Ash Wednesday: Crossing the Threshold into Lent
Guidance on using the lectionary.
Lectionary readings for February 10, 2016: Joel 2:1-2, 12-17 or Isaiah 58:1-12; Psalm 51:1-17; 2 Corinthians 5:20b-6:10; Matthew 6:1-6, 16-21
“‘And yet even now,’ says the Lord, ‘return to me with all your heart…’” –Joel 2:12
Ash Wednesday marks the beginning of the Church’s observance of the Lenten season—six weeks that are set apart for the purpose of drawing closer to God and seeking him with greater intensity. Unfortunately, the Lenten season often gets reduced to the question, “What are you giving up for Lent?” This is a fine question, but it can only take us so far. The real question of the Lenten season is, “How will I repent and return to God with all my heart?”
This begs an even deeper question: “Where in my life have I gotten away from God, and what are the disciplines that will enable me to find my way back?”
Honest to God
Ash Wednesday initiates this season in which we are called to be as honest as we are able about the ways we have “left” God and slipped into spiritual mediocrity. “You desire truth in the inward being,” Psalm 51 points out, “Therefore teach me wisdom in my secret heart.”
As God gives us wisdom and insight about our true condition, we can choose spiritual practices that are uniquely suited to help us return to God in the places where we have strayed or to renew our passion where our hearts have grown cold.

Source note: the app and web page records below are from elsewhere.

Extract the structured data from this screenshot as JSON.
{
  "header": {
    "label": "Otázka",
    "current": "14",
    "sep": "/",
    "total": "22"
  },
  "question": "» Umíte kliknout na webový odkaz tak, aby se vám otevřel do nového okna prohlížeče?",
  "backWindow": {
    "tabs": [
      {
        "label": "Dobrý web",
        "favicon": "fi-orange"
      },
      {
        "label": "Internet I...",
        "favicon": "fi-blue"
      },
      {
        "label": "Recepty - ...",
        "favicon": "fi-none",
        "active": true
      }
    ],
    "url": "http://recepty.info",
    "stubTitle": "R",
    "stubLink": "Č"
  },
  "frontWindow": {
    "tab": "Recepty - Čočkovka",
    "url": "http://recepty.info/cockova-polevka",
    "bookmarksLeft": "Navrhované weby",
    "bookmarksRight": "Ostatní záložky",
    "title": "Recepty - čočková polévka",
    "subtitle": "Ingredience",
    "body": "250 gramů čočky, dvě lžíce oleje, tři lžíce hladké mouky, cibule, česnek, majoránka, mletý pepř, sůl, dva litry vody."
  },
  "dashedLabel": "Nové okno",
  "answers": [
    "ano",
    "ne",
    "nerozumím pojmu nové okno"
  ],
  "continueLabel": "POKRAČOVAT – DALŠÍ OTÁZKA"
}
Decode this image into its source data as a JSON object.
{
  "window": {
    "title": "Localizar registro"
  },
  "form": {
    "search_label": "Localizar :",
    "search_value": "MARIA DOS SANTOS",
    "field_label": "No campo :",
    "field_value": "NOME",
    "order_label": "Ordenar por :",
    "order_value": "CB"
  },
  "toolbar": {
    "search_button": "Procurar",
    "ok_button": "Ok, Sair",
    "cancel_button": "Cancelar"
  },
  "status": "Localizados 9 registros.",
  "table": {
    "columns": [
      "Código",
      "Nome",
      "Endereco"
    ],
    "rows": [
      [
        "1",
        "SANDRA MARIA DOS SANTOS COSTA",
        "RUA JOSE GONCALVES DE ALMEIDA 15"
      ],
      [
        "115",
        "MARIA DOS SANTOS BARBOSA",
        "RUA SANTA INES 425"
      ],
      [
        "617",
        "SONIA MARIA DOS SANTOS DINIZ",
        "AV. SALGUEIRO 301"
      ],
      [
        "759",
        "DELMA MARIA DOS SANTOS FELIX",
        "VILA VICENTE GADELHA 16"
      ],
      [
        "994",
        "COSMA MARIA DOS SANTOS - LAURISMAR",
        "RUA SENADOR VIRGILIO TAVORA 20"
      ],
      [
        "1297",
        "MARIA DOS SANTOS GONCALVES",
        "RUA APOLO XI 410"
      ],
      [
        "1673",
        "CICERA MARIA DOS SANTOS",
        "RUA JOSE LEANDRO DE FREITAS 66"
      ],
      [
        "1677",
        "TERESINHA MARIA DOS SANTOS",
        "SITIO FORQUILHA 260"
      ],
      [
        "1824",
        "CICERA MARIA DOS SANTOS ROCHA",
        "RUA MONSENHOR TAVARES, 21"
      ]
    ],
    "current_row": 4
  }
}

The Scripture readings for Ash Wednesday (which are the same for Cycles A, B, and C) provide a good introduction to some of the concrete disciplines that have the potential to loosen the grip of sin and distraction in our lives—prayer and fasting, hiddenness, self-examination and repentance, forgiving others as we have been forgiven, and storing up treasure in heaven by giving generously to others.
Search Me, O God
Left to ourselves, we probably would not choose to devote a whole season to such rigorous and demanding disciplines, but God knows we need it. As we receive the symbolic gesture of the imposition of ashes on our foreheads, we acknowledge our human finiteness and mortality.
No matter who we think we are, receiving the ashes reminds us that, “You are dust and to dust you will return” (Genesis 3:19). This is not meant to be morbid; it is just meant to limit our grandiosity and help us to stay in touch with the real human condition we all share.
The ashes marking our foreheads carry the same meaning contained in the Old Testament practice of covering oneself with ashes. They are a graphic reminder of our sinfulness, an outward sign of inward repentance and mourning as we become aware of our sin. This, too, is good for us because we live in so much denial. With as much openness as we can muster, we invite God to search us and know us and (eventually) lead us into resurrection life.
Longing for God
The purpose for engaging in Lenten disciplines is that we would become more finely attuned to our longing for God so we can seek him with all our hearts. Disciplines of fasting and other kinds of abstinence help us face the hold that our sin patterns have on us so we can somehow let go of our attachment to anything that is not God.
As we wrestle with our awareness of the grip our attachments have on us, we enter into the godly grief that leads to repentance, so we can receive forgiveness and walk in new levels of freedom.
God’s Steadfast Love
Serious as the Lenten season is, it is also a time of great hope as we experience God’s steadfast love for us, even in the midst of whatever sin we are acknowledging. In the shadow of Christ’s cross and impending resurrection we are assured that there is forgiveness and cleansing for all who turn to him. In Christ there is the power to pass from death unto life in the places where we ourselves are in need of resurrection.
“I invite you, therefore, in the name of the Church, to the observance of a holy Lent,
by self-examination and repentance; by prayer, fasting and self-denial;
and by reading and meditating on God’s holy Word.
And, to make a right beginning of repentance, and as a mark of our mortal nature,
let us now kneel before the Lord, our maker and redeemer.”
Book of Common Prayer